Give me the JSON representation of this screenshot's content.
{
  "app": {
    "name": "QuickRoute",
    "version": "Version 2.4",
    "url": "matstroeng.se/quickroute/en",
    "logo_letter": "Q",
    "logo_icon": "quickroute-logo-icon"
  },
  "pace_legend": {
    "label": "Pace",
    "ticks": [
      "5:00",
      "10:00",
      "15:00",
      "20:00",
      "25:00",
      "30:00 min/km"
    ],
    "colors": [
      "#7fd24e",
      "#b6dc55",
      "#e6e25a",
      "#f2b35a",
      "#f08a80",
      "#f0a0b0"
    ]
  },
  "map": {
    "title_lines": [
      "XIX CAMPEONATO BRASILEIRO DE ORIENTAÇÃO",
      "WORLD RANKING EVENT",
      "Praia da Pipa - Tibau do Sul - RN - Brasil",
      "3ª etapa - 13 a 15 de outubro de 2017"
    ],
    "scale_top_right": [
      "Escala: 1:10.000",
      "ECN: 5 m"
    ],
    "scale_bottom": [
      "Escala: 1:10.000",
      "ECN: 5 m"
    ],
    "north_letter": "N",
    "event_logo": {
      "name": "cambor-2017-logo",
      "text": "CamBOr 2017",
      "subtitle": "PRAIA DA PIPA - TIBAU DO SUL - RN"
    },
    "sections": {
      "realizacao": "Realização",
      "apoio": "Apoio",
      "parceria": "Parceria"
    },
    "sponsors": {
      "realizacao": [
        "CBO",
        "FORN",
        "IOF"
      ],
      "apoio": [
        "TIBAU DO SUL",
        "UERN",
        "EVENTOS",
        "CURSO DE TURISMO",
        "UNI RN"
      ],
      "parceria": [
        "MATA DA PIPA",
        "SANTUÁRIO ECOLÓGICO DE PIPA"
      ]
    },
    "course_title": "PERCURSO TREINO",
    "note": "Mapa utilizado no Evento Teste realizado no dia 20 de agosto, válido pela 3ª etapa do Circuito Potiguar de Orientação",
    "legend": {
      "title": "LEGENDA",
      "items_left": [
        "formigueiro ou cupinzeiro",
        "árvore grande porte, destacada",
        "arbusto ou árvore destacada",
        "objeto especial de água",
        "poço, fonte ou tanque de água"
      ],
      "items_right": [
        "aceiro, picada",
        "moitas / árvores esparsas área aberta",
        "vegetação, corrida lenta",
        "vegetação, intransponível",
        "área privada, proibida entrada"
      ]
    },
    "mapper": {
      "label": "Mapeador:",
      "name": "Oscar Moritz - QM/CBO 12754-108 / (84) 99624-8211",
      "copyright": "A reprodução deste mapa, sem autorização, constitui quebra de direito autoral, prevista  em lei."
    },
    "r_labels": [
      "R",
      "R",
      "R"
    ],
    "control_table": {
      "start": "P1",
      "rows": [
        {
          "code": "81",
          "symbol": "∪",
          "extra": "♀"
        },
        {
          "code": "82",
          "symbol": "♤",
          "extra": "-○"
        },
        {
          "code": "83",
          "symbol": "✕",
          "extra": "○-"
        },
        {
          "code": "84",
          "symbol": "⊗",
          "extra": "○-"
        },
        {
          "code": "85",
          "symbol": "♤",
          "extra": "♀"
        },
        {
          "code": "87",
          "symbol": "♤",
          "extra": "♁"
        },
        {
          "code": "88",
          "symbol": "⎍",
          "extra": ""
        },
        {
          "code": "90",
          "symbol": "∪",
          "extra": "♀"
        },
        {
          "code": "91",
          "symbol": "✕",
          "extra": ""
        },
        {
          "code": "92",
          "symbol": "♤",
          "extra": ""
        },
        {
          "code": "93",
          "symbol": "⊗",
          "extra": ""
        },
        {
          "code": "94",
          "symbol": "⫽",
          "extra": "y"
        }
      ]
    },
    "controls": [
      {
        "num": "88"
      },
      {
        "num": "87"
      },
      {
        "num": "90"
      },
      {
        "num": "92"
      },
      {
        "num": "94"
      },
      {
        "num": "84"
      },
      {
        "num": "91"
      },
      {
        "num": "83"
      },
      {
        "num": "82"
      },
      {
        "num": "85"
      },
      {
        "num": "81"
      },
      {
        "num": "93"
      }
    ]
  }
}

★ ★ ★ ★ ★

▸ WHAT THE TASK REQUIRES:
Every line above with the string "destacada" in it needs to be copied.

▸ WRITTEN SOLUTION:
        "árvore grande porte, destacada",
        "arbusto ou árvore destacada",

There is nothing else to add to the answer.